**Stored items from a collection**
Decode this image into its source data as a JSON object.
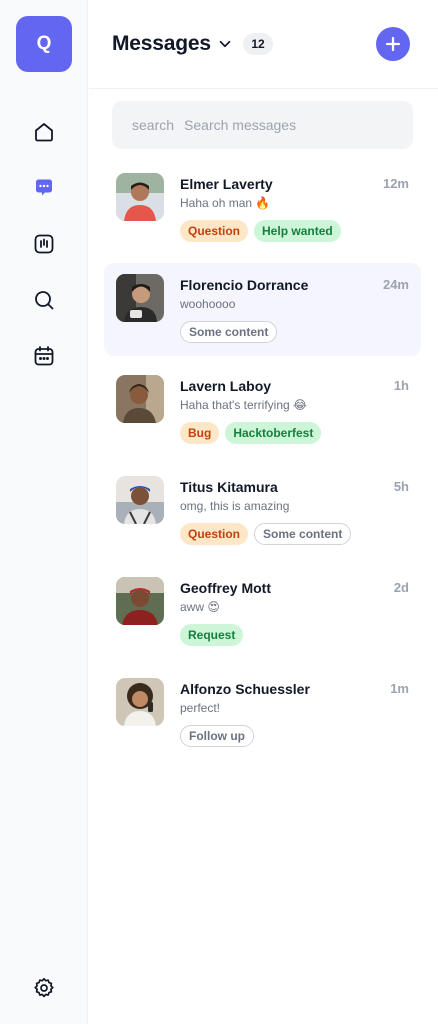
{
  "sidebar": {
    "logo_letter": "Q",
    "accent_color": "#6366f1",
    "nav": [
      {
        "icon": "home-icon",
        "active": false
      },
      {
        "icon": "messages-icon",
        "active": true
      },
      {
        "icon": "voice-icon",
        "active": false
      },
      {
        "icon": "search-icon",
        "active": false
      },
      {
        "icon": "calendar-icon",
        "active": false
      }
    ],
    "settings_icon": "gear-icon"
  },
  "header": {
    "title": "Messages",
    "count": "12",
    "add_icon": "plus-icon"
  },
  "search": {
    "keyword": "search",
    "placeholder": "Search messages"
  },
  "conversations": [
    {
      "name": "Elmer Laverty",
      "time": "12m",
      "preview": "Haha oh man 🔥",
      "tags": [
        {
          "label": "Question",
          "style": "orange"
        },
        {
          "label": "Help wanted",
          "style": "green"
        }
      ],
      "selected": false
    },
    {
      "name": "Florencio Dorrance",
      "time": "24m",
      "preview": "woohoooo",
      "tags": [
        {
          "label": "Some content",
          "style": "outline"
        }
      ],
      "selected": true
    },
    {
      "name": "Lavern Laboy",
      "time": "1h",
      "preview": "Haha that's terrifying 😂",
      "tags": [
        {
          "label": "Bug",
          "style": "orange"
        },
        {
          "label": "Hacktoberfest",
          "style": "green"
        }
      ],
      "selected": false
    },
    {
      "name": "Titus Kitamura",
      "time": "5h",
      "preview": "omg, this is amazing",
      "tags": [
        {
          "label": "Question",
          "style": "orange"
        },
        {
          "label": "Some content",
          "style": "outline"
        }
      ],
      "selected": false
    },
    {
      "name": "Geoffrey Mott",
      "time": "2d",
      "preview": "aww 😍",
      "tags": [
        {
          "label": "Request",
          "style": "green"
        }
      ],
      "selected": false
    },
    {
      "name": "Alfonzo Schuessler",
      "time": "1m",
      "preview": "perfect!",
      "tags": [
        {
          "label": "Follow up",
          "style": "outline"
        }
      ],
      "selected": false
    }
  ]
}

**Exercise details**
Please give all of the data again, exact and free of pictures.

**Task output**
Decode this image into its source data as a JSON object.
{
  "sidebar": {
    "logo_letter": "Q",
    "accent_color": "#6366f1",
    "nav": [
      {
        "icon": "home-icon",
        "active": false
      },
      {
        "icon": "messages-icon",
        "active": true
      },
      {
        "icon": "voice-icon",
        "active": false
      },
      {
        "icon": "search-icon",
        "active": false
      },
      {
        "icon": "calendar-icon",
        "active": false
      }
    ],
    "settings_icon": "gear-icon"
  },
  "header": {
    "title": "Messages",
    "count": "12",
    "add_icon": "plus-icon"
  },
  "search": {
    "keyword": "search",
    "placeholder": "Search messages"
  },
  "conversations": [
    {
      "name": "Elmer Laverty",
      "time": "12m",
      "preview": "Haha oh man 🔥",
      "tags": [
        {
          "label": "Question",
          "style": "orange"
        },
        {
          "label": "Help wanted",
          "style": "green"
        }
      ],
      "selected": false
    },
    {
      "name": "Florencio Dorrance",
      "time": "24m",
      "preview": "woohoooo",
      "tags": [
        {
          "label": "Some content",
          "style": "outline"
        }
      ],
      "selected": true
    },
    {
      "name": "Lavern Laboy",
      "time": "1h",
      "preview": "Haha that's terrifying 😂",
      "tags": [
        {
          "label": "Bug",
          "style": "orange"
        },
        {
          "label": "Hacktoberfest",
          "style": "green"
        }
      ],
      "selected": false
    },
    {
      "name": "Titus Kitamura",
      "time": "5h",
      "preview": "omg, this is amazing",
      "tags": [
        {
          "label": "Question",
          "style": "orange"
        },
        {
          "label": "Some content",
          "style": "outline"
        }
      ],
      "selected": false
    },
    {
      "name": "Geoffrey Mott",
      "time": "2d",
      "preview": "aww 😍",
      "tags": [
        {
          "label": "Request",
          "style": "green"
        }
      ],
      "selected": false
    },
    {
      "name": "Alfonzo Schuessler",
      "time": "1m",
      "preview": "perfect!",
      "tags": [
        {
          "label": "Follow up",
          "style": "outline"
        }
      ],
      "selected": false
    }
  ]
}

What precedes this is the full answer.